[Extracted records]
____

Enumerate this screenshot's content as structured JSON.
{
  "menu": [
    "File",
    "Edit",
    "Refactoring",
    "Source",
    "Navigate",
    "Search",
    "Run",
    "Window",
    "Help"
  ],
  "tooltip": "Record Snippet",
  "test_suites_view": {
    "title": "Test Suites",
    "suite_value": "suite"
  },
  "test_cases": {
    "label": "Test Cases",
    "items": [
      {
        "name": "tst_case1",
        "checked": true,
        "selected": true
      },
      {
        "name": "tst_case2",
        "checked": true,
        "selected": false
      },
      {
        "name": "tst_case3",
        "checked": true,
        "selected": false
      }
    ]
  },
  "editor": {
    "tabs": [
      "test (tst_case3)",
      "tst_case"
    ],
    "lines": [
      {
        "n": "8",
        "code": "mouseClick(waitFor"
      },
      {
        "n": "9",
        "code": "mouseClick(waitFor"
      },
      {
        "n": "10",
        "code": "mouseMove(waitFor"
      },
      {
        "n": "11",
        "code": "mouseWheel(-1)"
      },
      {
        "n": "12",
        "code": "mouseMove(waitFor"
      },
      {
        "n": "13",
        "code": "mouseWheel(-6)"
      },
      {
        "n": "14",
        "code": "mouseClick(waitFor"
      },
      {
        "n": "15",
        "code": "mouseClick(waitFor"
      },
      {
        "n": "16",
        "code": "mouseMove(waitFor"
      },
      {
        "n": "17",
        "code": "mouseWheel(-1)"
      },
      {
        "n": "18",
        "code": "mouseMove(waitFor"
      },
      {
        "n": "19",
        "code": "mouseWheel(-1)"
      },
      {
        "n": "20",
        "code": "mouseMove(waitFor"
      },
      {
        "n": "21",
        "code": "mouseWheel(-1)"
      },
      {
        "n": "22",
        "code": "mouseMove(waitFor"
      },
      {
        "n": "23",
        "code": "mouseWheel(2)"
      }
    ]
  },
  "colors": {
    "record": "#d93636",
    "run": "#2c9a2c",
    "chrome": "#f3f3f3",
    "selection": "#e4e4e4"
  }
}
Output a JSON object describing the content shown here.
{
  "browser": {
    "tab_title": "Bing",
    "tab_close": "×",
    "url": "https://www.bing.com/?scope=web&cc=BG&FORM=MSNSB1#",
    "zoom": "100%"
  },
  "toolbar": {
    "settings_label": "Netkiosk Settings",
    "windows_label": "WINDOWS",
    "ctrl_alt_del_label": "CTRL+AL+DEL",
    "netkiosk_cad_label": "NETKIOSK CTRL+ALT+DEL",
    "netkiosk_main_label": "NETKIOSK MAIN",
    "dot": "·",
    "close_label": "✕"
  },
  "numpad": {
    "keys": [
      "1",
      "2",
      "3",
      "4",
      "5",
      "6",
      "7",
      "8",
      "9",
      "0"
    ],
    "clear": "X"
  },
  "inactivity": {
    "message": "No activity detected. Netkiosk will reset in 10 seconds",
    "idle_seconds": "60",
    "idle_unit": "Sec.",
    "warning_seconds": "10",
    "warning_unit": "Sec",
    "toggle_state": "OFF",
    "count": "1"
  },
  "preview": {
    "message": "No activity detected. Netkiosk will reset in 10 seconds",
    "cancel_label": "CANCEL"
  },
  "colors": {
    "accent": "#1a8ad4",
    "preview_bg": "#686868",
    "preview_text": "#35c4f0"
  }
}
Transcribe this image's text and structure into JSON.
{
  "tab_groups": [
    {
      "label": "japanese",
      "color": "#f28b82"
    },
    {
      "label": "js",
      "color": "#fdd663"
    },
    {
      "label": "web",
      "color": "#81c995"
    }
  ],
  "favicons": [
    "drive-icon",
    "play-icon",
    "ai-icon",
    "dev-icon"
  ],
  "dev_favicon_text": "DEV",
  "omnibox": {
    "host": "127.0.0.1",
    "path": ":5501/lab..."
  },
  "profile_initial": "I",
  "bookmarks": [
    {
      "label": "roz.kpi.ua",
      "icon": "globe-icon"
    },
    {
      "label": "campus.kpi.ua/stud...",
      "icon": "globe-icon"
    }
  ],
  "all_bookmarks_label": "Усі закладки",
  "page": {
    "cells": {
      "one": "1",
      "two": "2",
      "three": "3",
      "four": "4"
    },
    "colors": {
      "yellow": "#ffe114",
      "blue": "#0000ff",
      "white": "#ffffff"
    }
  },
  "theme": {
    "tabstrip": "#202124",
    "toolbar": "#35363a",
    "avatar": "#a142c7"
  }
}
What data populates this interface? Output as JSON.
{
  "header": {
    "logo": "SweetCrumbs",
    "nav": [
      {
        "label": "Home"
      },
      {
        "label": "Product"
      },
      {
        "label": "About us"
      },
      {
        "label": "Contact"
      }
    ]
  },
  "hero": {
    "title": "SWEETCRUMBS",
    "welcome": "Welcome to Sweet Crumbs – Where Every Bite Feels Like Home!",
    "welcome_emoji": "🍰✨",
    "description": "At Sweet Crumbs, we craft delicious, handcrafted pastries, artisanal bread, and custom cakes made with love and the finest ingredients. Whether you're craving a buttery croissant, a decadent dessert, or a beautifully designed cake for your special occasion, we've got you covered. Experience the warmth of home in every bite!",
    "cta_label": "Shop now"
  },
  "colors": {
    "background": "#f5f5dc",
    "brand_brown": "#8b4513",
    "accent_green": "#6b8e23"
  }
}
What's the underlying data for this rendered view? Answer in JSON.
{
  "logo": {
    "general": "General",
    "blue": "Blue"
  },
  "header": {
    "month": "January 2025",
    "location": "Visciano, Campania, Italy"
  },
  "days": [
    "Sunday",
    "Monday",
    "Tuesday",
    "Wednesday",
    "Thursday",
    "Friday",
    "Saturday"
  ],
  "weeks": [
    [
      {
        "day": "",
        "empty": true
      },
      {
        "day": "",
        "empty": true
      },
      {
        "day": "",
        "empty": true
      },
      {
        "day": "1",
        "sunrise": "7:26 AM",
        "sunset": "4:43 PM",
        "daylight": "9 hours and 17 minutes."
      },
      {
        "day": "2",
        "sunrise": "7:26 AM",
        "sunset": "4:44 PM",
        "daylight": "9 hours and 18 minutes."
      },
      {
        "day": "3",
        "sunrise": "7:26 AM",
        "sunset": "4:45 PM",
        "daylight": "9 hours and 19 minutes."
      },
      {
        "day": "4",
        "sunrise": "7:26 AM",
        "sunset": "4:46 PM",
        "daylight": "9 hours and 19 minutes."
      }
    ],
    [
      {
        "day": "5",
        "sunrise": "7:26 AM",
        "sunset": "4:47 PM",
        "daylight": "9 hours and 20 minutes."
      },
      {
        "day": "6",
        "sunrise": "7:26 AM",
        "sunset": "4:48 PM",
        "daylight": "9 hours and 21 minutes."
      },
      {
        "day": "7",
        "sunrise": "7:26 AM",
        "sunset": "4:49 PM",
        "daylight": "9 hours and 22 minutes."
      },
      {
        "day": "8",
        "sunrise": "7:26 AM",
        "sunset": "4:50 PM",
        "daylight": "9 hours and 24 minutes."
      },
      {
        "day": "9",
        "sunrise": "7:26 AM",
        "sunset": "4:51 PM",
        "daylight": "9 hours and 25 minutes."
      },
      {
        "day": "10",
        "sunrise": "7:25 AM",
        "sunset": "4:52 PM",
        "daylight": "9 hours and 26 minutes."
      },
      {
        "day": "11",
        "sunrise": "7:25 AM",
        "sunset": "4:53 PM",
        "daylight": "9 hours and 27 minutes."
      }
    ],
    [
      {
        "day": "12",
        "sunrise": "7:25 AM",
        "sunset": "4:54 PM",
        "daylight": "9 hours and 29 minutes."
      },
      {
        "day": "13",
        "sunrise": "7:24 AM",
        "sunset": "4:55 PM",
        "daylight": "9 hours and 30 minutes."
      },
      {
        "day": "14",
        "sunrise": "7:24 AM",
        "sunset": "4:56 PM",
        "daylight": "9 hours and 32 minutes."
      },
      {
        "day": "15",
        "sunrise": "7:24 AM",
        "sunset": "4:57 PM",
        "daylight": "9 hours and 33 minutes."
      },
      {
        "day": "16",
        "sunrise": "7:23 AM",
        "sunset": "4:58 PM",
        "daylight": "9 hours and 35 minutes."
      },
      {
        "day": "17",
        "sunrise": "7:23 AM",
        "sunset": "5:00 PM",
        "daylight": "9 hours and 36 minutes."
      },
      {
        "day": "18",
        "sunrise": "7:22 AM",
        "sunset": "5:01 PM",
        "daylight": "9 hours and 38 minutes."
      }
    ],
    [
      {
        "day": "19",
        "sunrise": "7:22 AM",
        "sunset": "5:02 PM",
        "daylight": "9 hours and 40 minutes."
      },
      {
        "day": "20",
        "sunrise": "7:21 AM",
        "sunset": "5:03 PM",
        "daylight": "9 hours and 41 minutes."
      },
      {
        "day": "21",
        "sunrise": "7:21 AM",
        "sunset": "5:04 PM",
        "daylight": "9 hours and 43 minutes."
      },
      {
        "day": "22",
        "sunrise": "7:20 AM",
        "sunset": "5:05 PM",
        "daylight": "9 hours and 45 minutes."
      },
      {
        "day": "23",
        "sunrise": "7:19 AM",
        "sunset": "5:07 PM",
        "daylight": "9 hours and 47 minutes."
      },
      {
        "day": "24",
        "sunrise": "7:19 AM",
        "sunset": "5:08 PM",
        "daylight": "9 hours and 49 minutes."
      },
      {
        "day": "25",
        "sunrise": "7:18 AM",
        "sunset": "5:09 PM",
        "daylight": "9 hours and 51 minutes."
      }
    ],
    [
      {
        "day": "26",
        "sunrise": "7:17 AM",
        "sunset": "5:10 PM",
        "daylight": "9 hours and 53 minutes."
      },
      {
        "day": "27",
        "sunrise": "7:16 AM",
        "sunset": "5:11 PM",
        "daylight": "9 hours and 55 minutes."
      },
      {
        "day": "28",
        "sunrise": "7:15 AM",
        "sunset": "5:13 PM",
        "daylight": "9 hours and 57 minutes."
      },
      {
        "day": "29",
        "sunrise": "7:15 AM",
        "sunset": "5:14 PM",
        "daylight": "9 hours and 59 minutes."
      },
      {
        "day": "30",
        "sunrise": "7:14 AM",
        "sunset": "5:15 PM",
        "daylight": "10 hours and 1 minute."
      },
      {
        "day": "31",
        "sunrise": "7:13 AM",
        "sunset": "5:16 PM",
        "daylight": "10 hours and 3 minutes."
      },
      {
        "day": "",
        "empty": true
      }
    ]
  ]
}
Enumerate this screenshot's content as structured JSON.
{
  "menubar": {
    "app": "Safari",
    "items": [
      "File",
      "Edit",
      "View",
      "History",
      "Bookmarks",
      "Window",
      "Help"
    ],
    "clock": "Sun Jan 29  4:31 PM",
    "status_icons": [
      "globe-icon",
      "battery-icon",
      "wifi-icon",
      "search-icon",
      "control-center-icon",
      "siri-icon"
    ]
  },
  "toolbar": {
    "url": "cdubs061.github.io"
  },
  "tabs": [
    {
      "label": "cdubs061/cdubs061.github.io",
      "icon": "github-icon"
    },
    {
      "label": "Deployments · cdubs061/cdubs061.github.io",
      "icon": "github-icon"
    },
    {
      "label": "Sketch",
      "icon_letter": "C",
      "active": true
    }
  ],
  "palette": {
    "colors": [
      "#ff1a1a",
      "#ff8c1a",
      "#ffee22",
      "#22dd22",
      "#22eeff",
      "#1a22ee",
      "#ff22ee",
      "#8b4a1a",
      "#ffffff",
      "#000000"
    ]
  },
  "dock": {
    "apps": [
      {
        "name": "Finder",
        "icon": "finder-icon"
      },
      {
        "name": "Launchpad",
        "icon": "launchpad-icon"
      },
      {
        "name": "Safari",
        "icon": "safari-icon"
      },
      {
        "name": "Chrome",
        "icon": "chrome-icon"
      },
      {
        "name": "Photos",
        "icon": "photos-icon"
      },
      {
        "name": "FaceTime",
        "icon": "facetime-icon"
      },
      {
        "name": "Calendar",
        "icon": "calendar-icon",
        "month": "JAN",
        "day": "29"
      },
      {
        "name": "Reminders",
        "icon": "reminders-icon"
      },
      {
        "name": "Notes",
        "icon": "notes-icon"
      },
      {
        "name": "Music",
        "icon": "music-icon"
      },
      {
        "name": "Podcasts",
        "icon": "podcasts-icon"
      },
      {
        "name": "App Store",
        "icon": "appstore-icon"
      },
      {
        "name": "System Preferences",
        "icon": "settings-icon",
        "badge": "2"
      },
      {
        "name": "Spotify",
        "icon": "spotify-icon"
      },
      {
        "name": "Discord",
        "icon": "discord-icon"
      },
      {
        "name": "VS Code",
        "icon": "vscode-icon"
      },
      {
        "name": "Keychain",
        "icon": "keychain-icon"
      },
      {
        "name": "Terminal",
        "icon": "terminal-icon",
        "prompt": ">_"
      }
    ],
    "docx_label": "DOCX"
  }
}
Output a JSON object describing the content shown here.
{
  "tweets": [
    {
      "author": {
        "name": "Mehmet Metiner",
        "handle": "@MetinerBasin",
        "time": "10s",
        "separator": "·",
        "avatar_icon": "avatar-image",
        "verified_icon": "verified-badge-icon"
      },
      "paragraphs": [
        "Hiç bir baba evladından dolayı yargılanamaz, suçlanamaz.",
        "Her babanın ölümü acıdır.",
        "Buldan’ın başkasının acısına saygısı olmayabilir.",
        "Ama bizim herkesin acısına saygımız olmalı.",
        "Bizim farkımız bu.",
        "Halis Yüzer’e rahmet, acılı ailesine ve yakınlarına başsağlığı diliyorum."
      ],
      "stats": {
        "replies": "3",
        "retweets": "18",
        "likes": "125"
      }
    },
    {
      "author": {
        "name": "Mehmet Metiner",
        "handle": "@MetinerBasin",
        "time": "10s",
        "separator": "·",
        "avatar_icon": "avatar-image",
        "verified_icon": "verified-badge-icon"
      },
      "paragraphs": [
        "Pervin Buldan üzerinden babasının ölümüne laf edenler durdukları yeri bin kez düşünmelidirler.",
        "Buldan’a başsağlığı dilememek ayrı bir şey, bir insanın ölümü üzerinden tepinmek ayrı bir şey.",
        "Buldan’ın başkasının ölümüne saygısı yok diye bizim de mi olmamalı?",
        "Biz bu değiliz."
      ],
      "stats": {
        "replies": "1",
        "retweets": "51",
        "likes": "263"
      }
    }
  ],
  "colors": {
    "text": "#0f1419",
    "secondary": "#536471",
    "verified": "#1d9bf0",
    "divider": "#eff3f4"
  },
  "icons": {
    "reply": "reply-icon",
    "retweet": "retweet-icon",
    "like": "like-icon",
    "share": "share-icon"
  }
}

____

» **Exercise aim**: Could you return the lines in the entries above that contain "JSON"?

» **Solution**:
Enumerate this screenshot's content as structured JSON.
Output a JSON object describing the content shown here.
Transcribe this image's text and structure into JSON.
What data populates this interface? Output as JSON.
What's the underlying data for this rendered view? Answer in JSON.
Enumerate this screenshot's content as structured JSON.
Output a JSON object describing the content shown here.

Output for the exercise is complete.